ERBIL, Kurdistan Region – Although Riyadh will never admit Crown Prince Mohammed bin Salman was culpable in the killing of dissident journalist Jamal Khashoggi, his days as de facto ruler are numbered, according to Britain’s former defense attaché to Saudi Arabia and Yemen.
Colonel Brian Lees, author of A Handbook of the Al Sa’ud Ruling Family of Saudi Arabia and an expert on the inner workings of the Gulf kingdom, says the credibility of the Saudi monarchy rests on whether Mohammed bin Salman (MbS) stays or goes.
“The Saudis will never admit that MbS was culpable but this does not mean that he is in the clear,” Lees told Rudaw English by email. “I believe that the king – assuming he is in one of his ‘clear’ periods – will get rid of MbS by replacing him.
“He cannot do so immediately, or even in the next few months, because that would look like bowing to foreign pressure. He may use the already established device of using the special advisory council within the family to appoint a successor. This would certainly restore the credibility of the monarchy,” Lees added.
Washington Post columnist Khashoggi – who was living in self-exile in the US – was killed on October 2 inside the Saudi consulate in Istanbul, where he was reportedly collecting marriage documents. His Turkish fiancé was waiting outside.
Turkish state media – in extremely gruesome detail – claims a 15-man Saudi hit squad arrived at the consulate and murdered the Saudi critic, then attempted to cover up his disappearance.
Two weeks after the journalist vanished – and having passionately denied the allegations – the Saudi government finally admitted Khashoggi was killed inside the consulate (allegedly in a “fist fight”) but continued to deny any state involvement.
The international community has not bought the story.
“The Saudi version is not credible in the least,” said Lees. “The team visiting Istanbul were certainly not tourists and the person seen to leave the consulate in Khashoggi’s clothes was obviously not him. Even Trump now admits that this was the most inept cover-up of all times.”
The killing has sparked a global diplomatic crisis, which threatens to leave the world’s biggest oil producer isolated unless the Saudi’s can come up with a convincing account of events – and turn over Khashoggi’s body.
“The international community’s response has been stumbling,” said Lees. “Trump has changed his mind daily but is likely to bow to Congressional pressure.
“Britain is sidelined but will hide under the European cloak. Russia and China hope to benefit, but they are not natural allies, although the Saudis will use them to threaten the West.
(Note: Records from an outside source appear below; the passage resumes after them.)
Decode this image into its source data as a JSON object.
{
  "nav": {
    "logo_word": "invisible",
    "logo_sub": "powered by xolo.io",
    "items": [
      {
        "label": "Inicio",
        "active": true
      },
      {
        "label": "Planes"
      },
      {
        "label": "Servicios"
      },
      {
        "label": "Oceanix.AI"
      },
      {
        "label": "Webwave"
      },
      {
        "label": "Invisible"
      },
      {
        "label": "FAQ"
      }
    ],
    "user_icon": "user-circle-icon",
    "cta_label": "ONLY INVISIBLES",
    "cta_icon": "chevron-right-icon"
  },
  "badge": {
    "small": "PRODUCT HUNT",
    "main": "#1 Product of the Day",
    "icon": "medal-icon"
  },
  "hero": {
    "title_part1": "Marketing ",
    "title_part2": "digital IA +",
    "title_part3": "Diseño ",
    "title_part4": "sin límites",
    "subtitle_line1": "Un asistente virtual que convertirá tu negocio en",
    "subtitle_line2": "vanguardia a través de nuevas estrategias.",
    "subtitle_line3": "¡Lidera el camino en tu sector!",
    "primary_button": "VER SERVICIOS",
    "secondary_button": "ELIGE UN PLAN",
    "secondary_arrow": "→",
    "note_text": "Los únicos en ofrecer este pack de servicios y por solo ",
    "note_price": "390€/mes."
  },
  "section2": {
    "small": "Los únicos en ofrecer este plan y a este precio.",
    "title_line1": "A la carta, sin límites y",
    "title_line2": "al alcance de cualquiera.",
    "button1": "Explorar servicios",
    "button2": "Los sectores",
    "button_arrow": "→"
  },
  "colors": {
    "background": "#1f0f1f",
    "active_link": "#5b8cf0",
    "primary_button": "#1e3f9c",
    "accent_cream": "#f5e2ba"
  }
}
“The Saudis rely on the US and will continue to do so,” Lees added.
Where does this leave regional powers Iran, Israel, and (perhaps the most intimately involved player) Turkey?
“Iran just needs to let the Saudis continue to shoot themselves in the foot,” said Lees. “The much vaunted rapprochement from Israel (Trump’s son-in-law’s idea) must be dead in the water.”
“Turkey would certainly like to take over the Saudi role and return to the Ottoman Empire, but this is a pipe-dream. The Saudis control the two most holy places and MbS was criticized publicly by the king for supporting the US recognition of Jerusalem as the capital of Israel. In any case, Erdogan has enough on his plate with a faltering economy,” Lees added.
MbS was widely seen by Middle East watchers as the young reformer who would modernize Saudi Arabia, diversify its economy away from oil, and ease the kingdom’s strict social conservatism.
Lees says the image of reform was always a sham.
“The reform drive is by no means dead because it was largely cosmetic in the first place,” he said. “The western media focused on women being allowed to drive – big deal!
“Dissidents, including women, are in jail; no real moves on liberty; Aramco [is] unlikely to be part-privatized for the foreseeable future; no extension of religious freedom. The catalogue goes on.”